== Data for this exercise
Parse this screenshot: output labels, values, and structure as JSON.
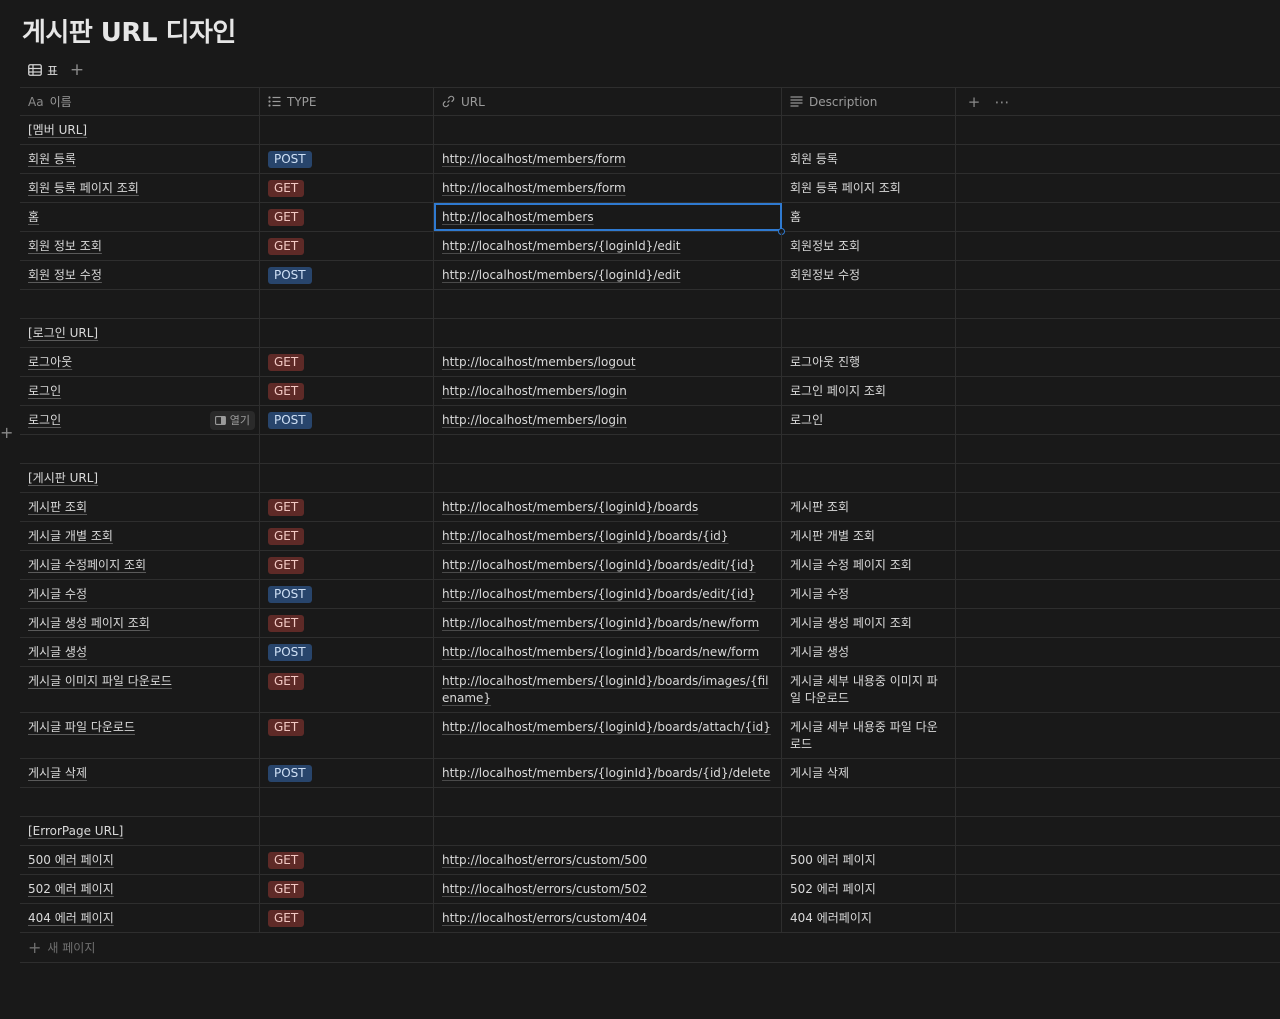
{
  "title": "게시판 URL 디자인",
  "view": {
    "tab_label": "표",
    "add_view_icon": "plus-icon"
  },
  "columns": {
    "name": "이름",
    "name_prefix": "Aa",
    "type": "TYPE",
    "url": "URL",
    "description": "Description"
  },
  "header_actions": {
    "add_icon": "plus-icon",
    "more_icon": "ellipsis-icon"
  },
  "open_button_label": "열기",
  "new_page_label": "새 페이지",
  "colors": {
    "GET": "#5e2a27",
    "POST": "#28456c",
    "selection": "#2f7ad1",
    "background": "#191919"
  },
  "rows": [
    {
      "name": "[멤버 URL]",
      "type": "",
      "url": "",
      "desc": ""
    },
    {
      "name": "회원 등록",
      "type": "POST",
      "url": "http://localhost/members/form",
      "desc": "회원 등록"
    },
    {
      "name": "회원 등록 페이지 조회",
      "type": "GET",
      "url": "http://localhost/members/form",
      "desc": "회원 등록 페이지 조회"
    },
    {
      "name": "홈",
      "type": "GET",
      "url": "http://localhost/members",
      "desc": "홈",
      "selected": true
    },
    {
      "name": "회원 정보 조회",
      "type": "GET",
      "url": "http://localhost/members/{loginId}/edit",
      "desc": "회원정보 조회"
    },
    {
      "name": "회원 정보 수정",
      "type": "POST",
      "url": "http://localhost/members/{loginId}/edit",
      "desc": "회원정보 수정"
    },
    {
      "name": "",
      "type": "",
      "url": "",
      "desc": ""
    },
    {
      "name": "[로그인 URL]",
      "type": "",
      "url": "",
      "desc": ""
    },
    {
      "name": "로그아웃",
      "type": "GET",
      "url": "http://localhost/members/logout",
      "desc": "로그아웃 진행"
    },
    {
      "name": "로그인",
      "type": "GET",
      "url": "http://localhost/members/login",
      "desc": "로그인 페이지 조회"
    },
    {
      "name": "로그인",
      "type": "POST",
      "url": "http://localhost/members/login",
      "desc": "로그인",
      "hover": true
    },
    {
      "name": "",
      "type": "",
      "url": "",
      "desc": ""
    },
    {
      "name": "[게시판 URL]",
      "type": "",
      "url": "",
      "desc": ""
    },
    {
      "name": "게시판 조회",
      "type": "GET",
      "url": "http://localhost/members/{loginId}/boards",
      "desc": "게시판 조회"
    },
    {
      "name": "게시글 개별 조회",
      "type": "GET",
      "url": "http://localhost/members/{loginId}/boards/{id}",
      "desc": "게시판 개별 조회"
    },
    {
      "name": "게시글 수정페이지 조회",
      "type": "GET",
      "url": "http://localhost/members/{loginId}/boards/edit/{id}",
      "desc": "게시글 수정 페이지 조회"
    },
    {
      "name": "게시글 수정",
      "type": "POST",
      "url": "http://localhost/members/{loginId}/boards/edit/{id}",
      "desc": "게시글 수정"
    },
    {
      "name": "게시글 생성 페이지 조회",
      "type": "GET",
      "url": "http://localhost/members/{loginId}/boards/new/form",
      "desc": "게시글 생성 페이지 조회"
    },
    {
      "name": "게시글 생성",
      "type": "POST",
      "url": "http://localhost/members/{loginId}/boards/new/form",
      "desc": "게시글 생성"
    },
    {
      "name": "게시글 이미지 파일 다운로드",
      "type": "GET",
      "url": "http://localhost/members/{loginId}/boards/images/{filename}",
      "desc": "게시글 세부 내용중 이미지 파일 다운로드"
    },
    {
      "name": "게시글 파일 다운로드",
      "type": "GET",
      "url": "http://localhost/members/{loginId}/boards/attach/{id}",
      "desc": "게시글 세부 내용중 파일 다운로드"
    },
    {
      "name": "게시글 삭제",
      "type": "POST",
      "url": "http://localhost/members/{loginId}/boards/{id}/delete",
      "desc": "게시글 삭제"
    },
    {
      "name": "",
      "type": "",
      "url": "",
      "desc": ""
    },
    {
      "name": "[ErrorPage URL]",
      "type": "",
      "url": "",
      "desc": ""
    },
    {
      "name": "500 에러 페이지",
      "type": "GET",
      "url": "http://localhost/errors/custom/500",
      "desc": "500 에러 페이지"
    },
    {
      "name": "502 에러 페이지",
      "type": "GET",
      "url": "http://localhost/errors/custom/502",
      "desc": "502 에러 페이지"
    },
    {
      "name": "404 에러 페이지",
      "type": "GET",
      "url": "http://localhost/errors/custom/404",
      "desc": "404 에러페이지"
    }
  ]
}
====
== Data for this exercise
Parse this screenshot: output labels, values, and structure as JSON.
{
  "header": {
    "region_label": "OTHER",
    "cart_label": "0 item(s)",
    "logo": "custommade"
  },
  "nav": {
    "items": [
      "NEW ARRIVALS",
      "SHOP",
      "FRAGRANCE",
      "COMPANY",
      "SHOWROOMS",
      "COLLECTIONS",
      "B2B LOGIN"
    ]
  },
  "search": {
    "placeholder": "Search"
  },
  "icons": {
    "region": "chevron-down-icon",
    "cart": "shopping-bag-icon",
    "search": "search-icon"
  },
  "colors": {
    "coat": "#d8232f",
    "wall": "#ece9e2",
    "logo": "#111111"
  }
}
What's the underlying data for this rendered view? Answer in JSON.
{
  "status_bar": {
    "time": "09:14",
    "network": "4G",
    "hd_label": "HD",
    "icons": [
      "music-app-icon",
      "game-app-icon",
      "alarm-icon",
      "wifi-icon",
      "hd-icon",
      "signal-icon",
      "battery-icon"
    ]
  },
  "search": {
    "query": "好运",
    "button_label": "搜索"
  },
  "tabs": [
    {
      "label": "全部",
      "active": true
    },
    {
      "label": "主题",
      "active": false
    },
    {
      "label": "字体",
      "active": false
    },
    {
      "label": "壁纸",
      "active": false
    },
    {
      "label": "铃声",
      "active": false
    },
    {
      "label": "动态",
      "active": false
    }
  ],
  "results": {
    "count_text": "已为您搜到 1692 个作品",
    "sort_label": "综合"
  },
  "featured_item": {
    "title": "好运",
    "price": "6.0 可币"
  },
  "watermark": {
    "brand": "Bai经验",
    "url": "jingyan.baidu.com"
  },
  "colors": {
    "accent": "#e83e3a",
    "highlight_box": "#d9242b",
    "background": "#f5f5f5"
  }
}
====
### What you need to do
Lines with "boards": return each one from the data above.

### Finished exercise
      "url": "http://localhost/members/{loginId}/boards",
      "url": "http://localhost/members/{loginId}/boards/{id}",
      "url": "http://localhost/members/{loginId}/boards/edit/{id}",
      "url": "http://localhost/members/{loginId}/boards/edit/{id}",
      "url": "http://localhost/members/{loginId}/boards/new/form",
      "url": "http://localhost/members/{loginId}/boards/new/form",
      "url": "http://localhost/members/{loginId}/boards/images/{filename}",
      "url": "http://localhost/members/{loginId}/boards/attach/{id}",
      "url": "http://localhost/members/{loginId}/boards/{id}/delete",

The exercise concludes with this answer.